The cybercriminals that call themselves DarkSide claim to be apolitical with no intention to harm or negatively impact society. They “just want money.” Interactions with the group are similar to what one would experience dealing with a customer service representative. They operate within their own policies and rules and keep true to their promises as they have “a reputation to uphold.” The group seems to aim for having the appearance of “civil thieves” with a code of ethics.
DarkSide has also provided documentation of their donations to charity from their ill-gotten gains, however, once the documentation was confirmed to be or was associated with the hacker group, charities could no longer accept the money.
SEE ALSO US Treasury Warns of Risks in Paying Ransomware Hackers
Colonial Pipeline’s Recovery Timeline
By crippling Colonial Pipeline’s operations, the attackers cornered the $15 billion company into paying them the $5 million, however they garnered what could be rather unwelcome attention from the rest of the world, seemingly overnight. The U.S. government is now looking harder into the ransomware-for-hire group and, depending on their own resources and network, it could be the beginning of the end for DarkSide.

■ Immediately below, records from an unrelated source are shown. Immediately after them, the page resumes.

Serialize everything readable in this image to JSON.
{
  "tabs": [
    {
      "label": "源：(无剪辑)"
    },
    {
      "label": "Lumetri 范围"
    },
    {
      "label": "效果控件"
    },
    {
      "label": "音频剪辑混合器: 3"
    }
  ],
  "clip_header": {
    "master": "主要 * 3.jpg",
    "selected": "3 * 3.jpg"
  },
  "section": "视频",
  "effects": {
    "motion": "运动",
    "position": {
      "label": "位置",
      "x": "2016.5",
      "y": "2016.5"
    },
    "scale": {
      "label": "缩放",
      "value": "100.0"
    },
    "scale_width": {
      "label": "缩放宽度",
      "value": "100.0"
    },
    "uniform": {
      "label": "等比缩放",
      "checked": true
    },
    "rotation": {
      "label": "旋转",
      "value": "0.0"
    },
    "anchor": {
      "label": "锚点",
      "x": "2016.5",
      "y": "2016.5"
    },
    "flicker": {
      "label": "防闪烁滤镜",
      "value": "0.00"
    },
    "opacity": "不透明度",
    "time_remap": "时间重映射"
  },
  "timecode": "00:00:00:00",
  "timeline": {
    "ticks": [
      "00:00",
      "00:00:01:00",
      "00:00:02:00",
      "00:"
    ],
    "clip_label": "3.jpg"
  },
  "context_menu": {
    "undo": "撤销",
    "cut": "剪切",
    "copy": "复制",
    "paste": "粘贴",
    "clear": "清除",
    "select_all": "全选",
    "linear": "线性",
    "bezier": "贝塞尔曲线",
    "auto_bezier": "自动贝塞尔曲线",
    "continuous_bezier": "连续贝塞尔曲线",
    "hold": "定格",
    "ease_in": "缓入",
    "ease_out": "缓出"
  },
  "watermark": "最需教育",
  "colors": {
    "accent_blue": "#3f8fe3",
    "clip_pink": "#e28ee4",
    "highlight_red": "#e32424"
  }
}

The decryption tool they provided is working, but working slowly. Colonial does not yet know when they will be back to full functionality, but with the ransom paid and with DarkSide’s track record of leaving companies alone after receiving payment, it may be safe to predict that things will operate as usual once the decryption process is complete, given with a stronger security presence in their IT departments.